TASK DIRECTIONS:
Carry none of the pictures over; write out the complete data exactly.

SUPPLIED ENTRIES:
★ ★ ★ ★ ★ ★ ★

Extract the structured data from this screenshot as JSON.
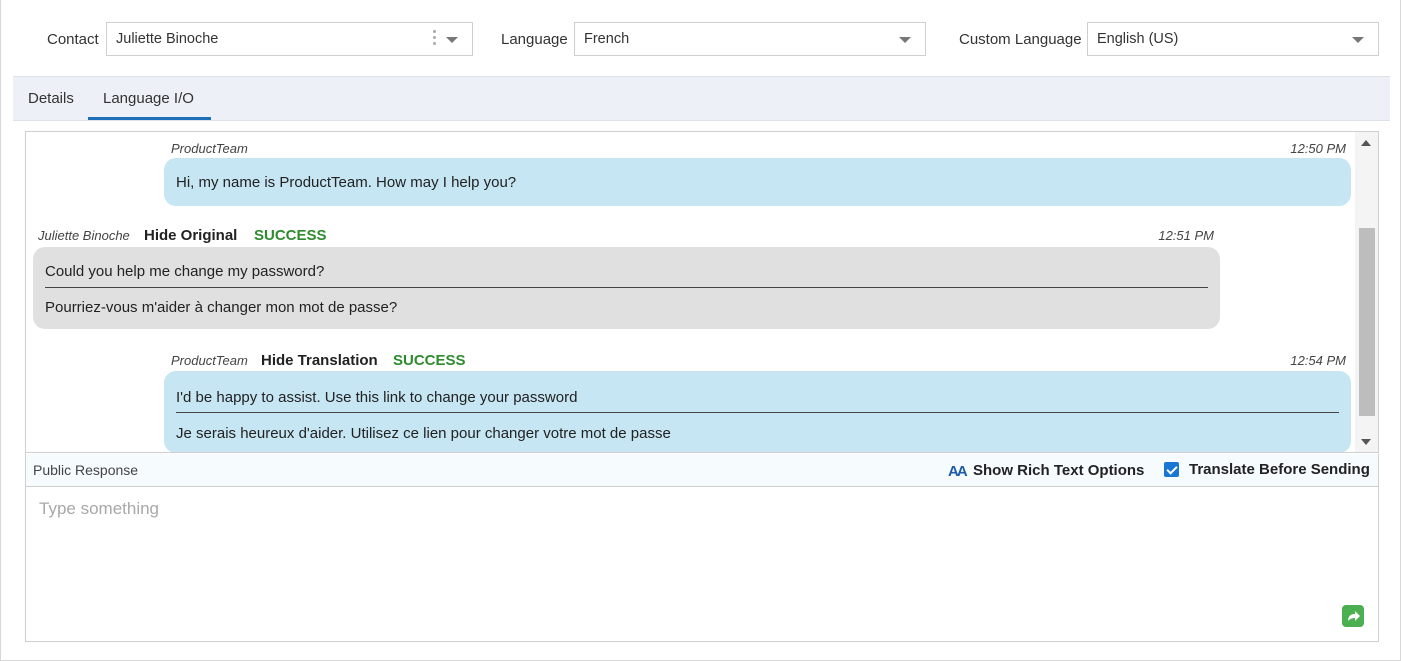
{
  "header": {
    "contact_label": "Contact",
    "contact_value": "Juliette Binoche",
    "language_label": "Language",
    "language_value": "French",
    "custom_language_label": "Custom Language",
    "custom_language_value": "English (US)"
  },
  "tabs": [
    {
      "label": "Details",
      "active": false
    },
    {
      "label": "Language I/O",
      "active": true
    }
  ],
  "messages": [
    {
      "sender": "ProductTeam",
      "role": "agent",
      "time": "12:50 PM",
      "lines": [
        "Hi, my name is ProductTeam. How may I help you?"
      ]
    },
    {
      "sender": "Juliette Binoche",
      "role": "customer",
      "action": "Hide Original",
      "status": "SUCCESS",
      "time": "12:51 PM",
      "lines": [
        "Could you help me change my password?",
        "Pourriez-vous m'aider à changer mon mot de passe?"
      ]
    },
    {
      "sender": "ProductTeam",
      "role": "agent",
      "action": "Hide Translation",
      "status": "SUCCESS",
      "time": "12:54 PM",
      "lines": [
        "I'd be happy to assist. Use this link to change your password",
        "Je serais heureux d'aider. Utilisez ce lien pour changer votre mot de passe"
      ]
    }
  ],
  "response": {
    "title": "Public Response",
    "rich_text_icon": "AA",
    "rich_text_label": "Show Rich Text Options",
    "translate_label": "Translate Before Sending",
    "translate_checked": true,
    "placeholder": "Type something"
  },
  "colors": {
    "agent_bubble": "#c5e6f2",
    "customer_bubble": "#e0e0e0",
    "success": "#2e8b2e",
    "tab_active": "#1f6fb8",
    "send_button": "#4caf50"
  }
}
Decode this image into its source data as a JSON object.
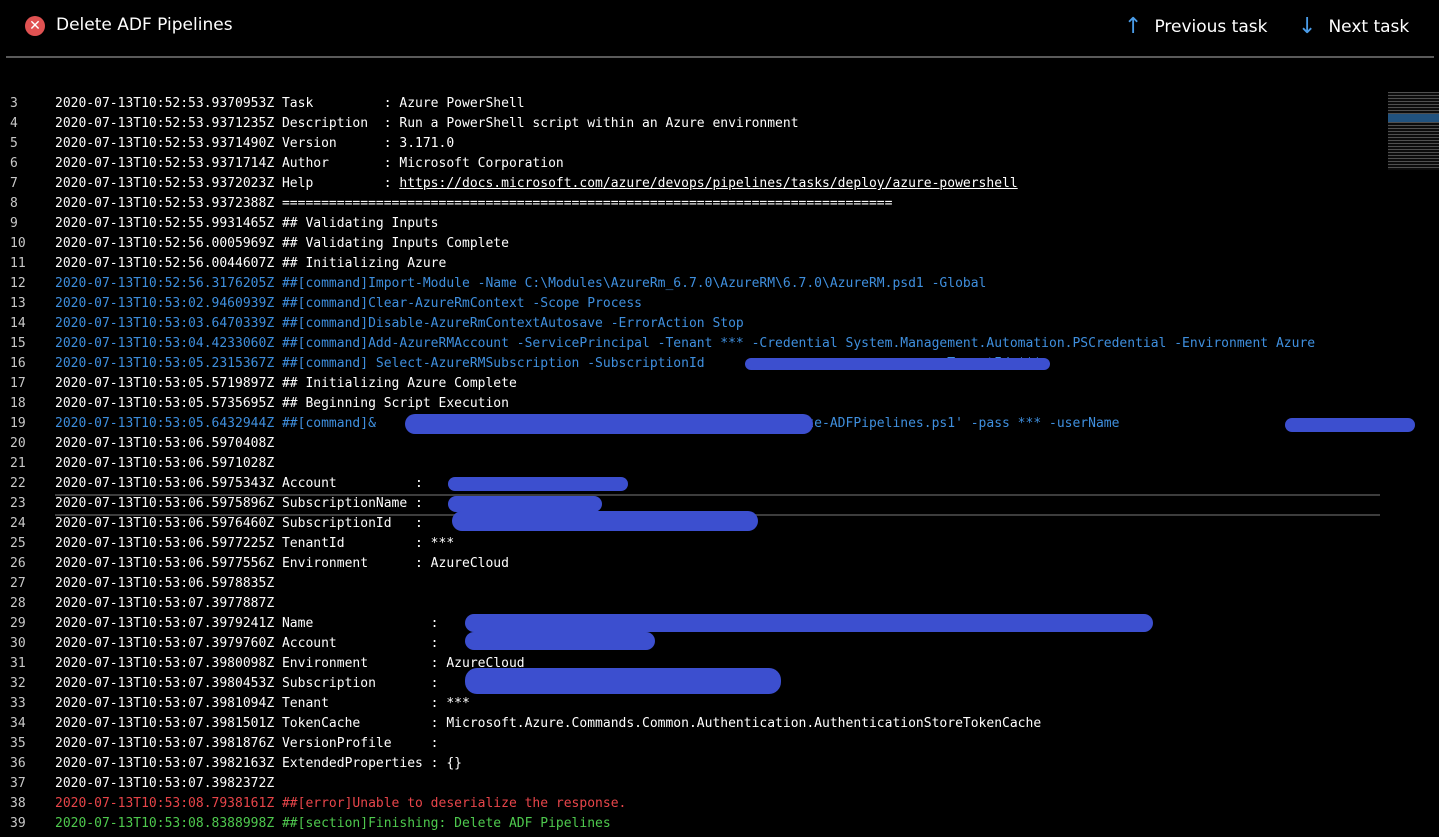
{
  "header": {
    "status_icon": "✕",
    "title": "Delete ADF Pipelines",
    "prev_label": "Previous task",
    "next_label": "Next task"
  },
  "log": [
    {
      "n": "3",
      "t": "2020-07-13T10:52:53.9370953Z Task         : Azure PowerShell",
      "kind": "plain"
    },
    {
      "n": "4",
      "t": "2020-07-13T10:52:53.9371235Z Description  : Run a PowerShell script within an Azure environment",
      "kind": "plain"
    },
    {
      "n": "5",
      "t": "2020-07-13T10:52:53.9371490Z Version      : 3.171.0",
      "kind": "plain"
    },
    {
      "n": "6",
      "t": "2020-07-13T10:52:53.9371714Z Author       : Microsoft Corporation",
      "kind": "plain"
    },
    {
      "n": "7",
      "t": "2020-07-13T10:52:53.9372023Z Help         : ",
      "link": "https://docs.microsoft.com/azure/devops/pipelines/tasks/deploy/azure-powershell",
      "kind": "plain"
    },
    {
      "n": "8",
      "t": "2020-07-13T10:52:53.9372388Z ==============================================================================",
      "kind": "plain"
    },
    {
      "n": "9",
      "t": "2020-07-13T10:52:55.9931465Z ## Validating Inputs",
      "kind": "plain"
    },
    {
      "n": "10",
      "t": "2020-07-13T10:52:56.0005969Z ## Validating Inputs Complete",
      "kind": "plain"
    },
    {
      "n": "11",
      "t": "2020-07-13T10:52:56.0044607Z ## Initializing Azure",
      "kind": "plain"
    },
    {
      "n": "12",
      "t": "2020-07-13T10:52:56.3176205Z ##[command]Import-Module -Name C:\\Modules\\AzureRm_6.7.0\\AzureRM\\6.7.0\\AzureRM.psd1 -Global",
      "kind": "cmd"
    },
    {
      "n": "13",
      "t": "2020-07-13T10:53:02.9460939Z ##[command]Clear-AzureRmContext -Scope Process",
      "kind": "cmd"
    },
    {
      "n": "14",
      "t": "2020-07-13T10:53:03.6470339Z ##[command]Disable-AzureRmContextAutosave -ErrorAction Stop",
      "kind": "cmd"
    },
    {
      "n": "15",
      "t": "2020-07-13T10:53:04.4233060Z ##[command]Add-AzureRMAccount -ServicePrincipal -Tenant *** -Credential System.Management.Automation.PSCredential -Environment Azure",
      "kind": "cmd"
    },
    {
      "n": "16",
      "t": "2020-07-13T10:53:05.2315367Z ##[command] Select-AzureRMSubscription -SubscriptionId                              -TenantId ***",
      "kind": "cmd"
    },
    {
      "n": "17",
      "t": "2020-07-13T10:53:05.5719897Z ## Initializing Azure Complete",
      "kind": "plain"
    },
    {
      "n": "18",
      "t": "2020-07-13T10:53:05.5735695Z ## Beginning Script Execution",
      "kind": "plain"
    },
    {
      "n": "19",
      "t": "2020-07-13T10:53:05.6432944Z ##[command]&                                       \\PowerShell\\Delete-ADFPipelines.ps1' -pass *** -userName",
      "kind": "cmd"
    },
    {
      "n": "20",
      "t": "2020-07-13T10:53:06.5970408Z",
      "kind": "plain"
    },
    {
      "n": "21",
      "t": "2020-07-13T10:53:06.5971028Z",
      "kind": "plain"
    },
    {
      "n": "22",
      "t": "2020-07-13T10:53:06.5975343Z Account          :",
      "kind": "plain"
    },
    {
      "n": "23",
      "t": "2020-07-13T10:53:06.5975896Z SubscriptionName :",
      "kind": "plain"
    },
    {
      "n": "24",
      "t": "2020-07-13T10:53:06.5976460Z SubscriptionId   :",
      "kind": "plain"
    },
    {
      "n": "25",
      "t": "2020-07-13T10:53:06.5977225Z TenantId         : ***",
      "kind": "plain"
    },
    {
      "n": "26",
      "t": "2020-07-13T10:53:06.5977556Z Environment      : AzureCloud",
      "kind": "plain"
    },
    {
      "n": "27",
      "t": "2020-07-13T10:53:06.5978835Z",
      "kind": "plain"
    },
    {
      "n": "28",
      "t": "2020-07-13T10:53:07.3977887Z",
      "kind": "plain"
    },
    {
      "n": "29",
      "t": "2020-07-13T10:53:07.3979241Z Name               :",
      "kind": "plain"
    },
    {
      "n": "30",
      "t": "2020-07-13T10:53:07.3979760Z Account            :",
      "kind": "plain"
    },
    {
      "n": "31",
      "t": "2020-07-13T10:53:07.3980098Z Environment        : AzureCloud",
      "kind": "plain"
    },
    {
      "n": "32",
      "t": "2020-07-13T10:53:07.3980453Z Subscription       :",
      "kind": "plain"
    },
    {
      "n": "33",
      "t": "2020-07-13T10:53:07.3981094Z Tenant             : ***",
      "kind": "plain"
    },
    {
      "n": "34",
      "t": "2020-07-13T10:53:07.3981501Z TokenCache         : Microsoft.Azure.Commands.Common.Authentication.AuthenticationStoreTokenCache",
      "kind": "plain"
    },
    {
      "n": "35",
      "t": "2020-07-13T10:53:07.3981876Z VersionProfile     :",
      "kind": "plain"
    },
    {
      "n": "36",
      "t": "2020-07-13T10:53:07.3982163Z ExtendedProperties : {}",
      "kind": "plain"
    },
    {
      "n": "37",
      "t": "2020-07-13T10:53:07.3982372Z",
      "kind": "plain"
    },
    {
      "n": "38",
      "t": "2020-07-13T10:53:08.7938161Z ##[error]Unable to deserialize the response.",
      "kind": "err"
    },
    {
      "n": "39",
      "t": "2020-07-13T10:53:08.8388998Z ##[section]Finishing: Delete ADF Pipelines",
      "kind": "sec"
    }
  ],
  "colors": {
    "command": "#3f8fde",
    "error": "#e8454a",
    "section": "#4ec94e",
    "redaction": "#3c4fcf"
  }
}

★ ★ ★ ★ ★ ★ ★

OUTPUT OF THE TASK:
Extract the structured data from this screenshot as JSON.
{
  "header": {
    "contact_label": "Contact",
    "contact_value": "Juliette Binoche",
    "language_label": "Language",
    "language_value": "French",
    "custom_language_label": "Custom Language",
    "custom_language_value": "English (US)"
  },
  "tabs": [
    {
      "label": "Details",
      "active": false
    },
    {
      "label": "Language I/O",
      "active": true
    }
  ],
  "messages": [
    {
      "sender": "ProductTeam",
      "role": "agent",
      "time": "12:50 PM",
      "lines": [
        "Hi, my name is ProductTeam. How may I help you?"
      ]
    },
    {
      "sender": "Juliette Binoche",
      "role": "customer",
      "action": "Hide Original",
      "status": "SUCCESS",
      "time": "12:51 PM",
      "lines": [
        "Could you help me change my password?",
        "Pourriez-vous m'aider à changer mon mot de passe?"
      ]
    },
    {
      "sender": "ProductTeam",
      "role": "agent",
      "action": "Hide Translation",
      "status": "SUCCESS",
      "time": "12:54 PM",
      "lines": [
        "I'd be happy to assist. Use this link to change your password",
        "Je serais heureux d'aider. Utilisez ce lien pour changer votre mot de passe"
      ]
    }
  ],
  "response": {
    "title": "Public Response",
    "rich_text_icon": "AA",
    "rich_text_label": "Show Rich Text Options",
    "translate_label": "Translate Before Sending",
    "translate_checked": true,
    "placeholder": "Type something"
  },
  "colors": {
    "agent_bubble": "#c5e6f2",
    "customer_bubble": "#e0e0e0",
    "success": "#2e8b2e",
    "tab_active": "#1f6fb8",
    "send_button": "#4caf50"
  }
}
Decode this image into its source data as a JSON object.
{
  "header": {
    "status_icon": "✕",
    "title": "Delete ADF Pipelines",
    "prev_label": "Previous task",
    "next_label": "Next task"
  },
  "log": [
    {
      "n": "3",
      "t": "2020-07-13T10:52:53.9370953Z Task         : Azure PowerShell",
      "kind": "plain"
    },
    {
      "n": "4",
      "t": "2020-07-13T10:52:53.9371235Z Description  : Run a PowerShell script within an Azure environment",
      "kind": "plain"
    },
    {
      "n": "5",
      "t": "2020-07-13T10:52:53.9371490Z Version      : 3.171.0",
      "kind": "plain"
    },
    {
      "n": "6",
      "t": "2020-07-13T10:52:53.9371714Z Author       : Microsoft Corporation",
      "kind": "plain"
    },
    {
      "n": "7",
      "t": "2020-07-13T10:52:53.9372023Z Help         : ",
      "link": "https://docs.microsoft.com/azure/devops/pipelines/tasks/deploy/azure-powershell",
      "kind": "plain"
    },
    {
      "n": "8",
      "t": "2020-07-13T10:52:53.9372388Z ==============================================================================",
      "kind": "plain"
    },
    {
      "n": "9",
      "t": "2020-07-13T10:52:55.9931465Z ## Validating Inputs",
      "kind": "plain"
    },
    {
      "n": "10",
      "t": "2020-07-13T10:52:56.0005969Z ## Validating Inputs Complete",
      "kind": "plain"
    },
    {
      "n": "11",
      "t": "2020-07-13T10:52:56.0044607Z ## Initializing Azure",
      "kind": "plain"
    },
    {
      "n": "12",
      "t": "2020-07-13T10:52:56.3176205Z ##[command]Import-Module -Name C:\\Modules\\AzureRm_6.7.0\\AzureRM\\6.7.0\\AzureRM.psd1 -Global",
      "kind": "cmd"
    },
    {
      "n": "13",
      "t": "2020-07-13T10:53:02.9460939Z ##[command]Clear-AzureRmContext -Scope Process",
      "kind": "cmd"
    },
    {
      "n": "14",
      "t": "2020-07-13T10:53:03.6470339Z ##[command]Disable-AzureRmContextAutosave -ErrorAction Stop",
      "kind": "cmd"
    },
    {
      "n": "15",
      "t": "2020-07-13T10:53:04.4233060Z ##[command]Add-AzureRMAccount -ServicePrincipal -Tenant *** -Credential System.Management.Automation.PSCredential -Environment Azure",
      "kind": "cmd"
    },
    {
      "n": "16",
      "t": "2020-07-13T10:53:05.2315367Z ##[command] Select-AzureRMSubscription -SubscriptionId                              -TenantId ***",
      "kind": "cmd"
    },
    {
      "n": "17",
      "t": "2020-07-13T10:53:05.5719897Z ## Initializing Azure Complete",
      "kind": "plain"
    },
    {
      "n": "18",
      "t": "2020-07-13T10:53:05.5735695Z ## Beginning Script Execution",
      "kind": "plain"
    },
    {
      "n": "19",
      "t": "2020-07-13T10:53:05.6432944Z ##[command]&                                       \\PowerShell\\Delete-ADFPipelines.ps1' -pass *** -userName",
      "kind": "cmd"
    },
    {
      "n": "20",
      "t": "2020-07-13T10:53:06.5970408Z",
      "kind": "plain"
    },
    {
      "n": "21",
      "t": "2020-07-13T10:53:06.5971028Z",
      "kind": "plain"
    },
    {
      "n": "22",
      "t": "2020-07-13T10:53:06.5975343Z Account          :",
      "kind": "plain"
    },
    {
      "n": "23",
      "t": "2020-07-13T10:53:06.5975896Z SubscriptionName :",
      "kind": "plain"
    },
    {
      "n": "24",
      "t": "2020-07-13T10:53:06.5976460Z SubscriptionId   :",
      "kind": "plain"
    },
    {
      "n": "25",
      "t": "2020-07-13T10:53:06.5977225Z TenantId         : ***",
      "kind": "plain"
    },
    {
      "n": "26",
      "t": "2020-07-13T10:53:06.5977556Z Environment      : AzureCloud",
      "kind": "plain"
    },
    {
      "n": "27",
      "t": "2020-07-13T10:53:06.5978835Z",
      "kind": "plain"
    },
    {
      "n": "28",
      "t": "2020-07-13T10:53:07.3977887Z",
      "kind": "plain"
    },
    {
      "n": "29",
      "t": "2020-07-13T10:53:07.3979241Z Name               :",
      "kind": "plain"
    },
    {
      "n": "30",
      "t": "2020-07-13T10:53:07.3979760Z Account            :",
      "kind": "plain"
    },
    {
      "n": "31",
      "t": "2020-07-13T10:53:07.3980098Z Environment        : AzureCloud",
      "kind": "plain"
    },
    {
      "n": "32",
      "t": "2020-07-13T10:53:07.3980453Z Subscription       :",
      "kind": "plain"
    },
    {
      "n": "33",
      "t": "2020-07-13T10:53:07.3981094Z Tenant             : ***",
      "kind": "plain"
    },
    {
      "n": "34",
      "t": "2020-07-13T10:53:07.3981501Z TokenCache         : Microsoft.Azure.Commands.Common.Authentication.AuthenticationStoreTokenCache",
      "kind": "plain"
    },
    {
      "n": "35",
      "t": "2020-07-13T10:53:07.3981876Z VersionProfile     :",
      "kind": "plain"
    },
    {
      "n": "36",
      "t": "2020-07-13T10:53:07.3982163Z ExtendedProperties : {}",
      "kind": "plain"
    },
    {
      "n": "37",
      "t": "2020-07-13T10:53:07.3982372Z",
      "kind": "plain"
    },
    {
      "n": "38",
      "t": "2020-07-13T10:53:08.7938161Z ##[error]Unable to deserialize the response.",
      "kind": "err"
    },
    {
      "n": "39",
      "t": "2020-07-13T10:53:08.8388998Z ##[section]Finishing: Delete ADF Pipelines",
      "kind": "sec"
    }
  ],
  "colors": {
    "command": "#3f8fde",
    "error": "#e8454a",
    "section": "#4ec94e",
    "redaction": "#3c4fcf"
  }
}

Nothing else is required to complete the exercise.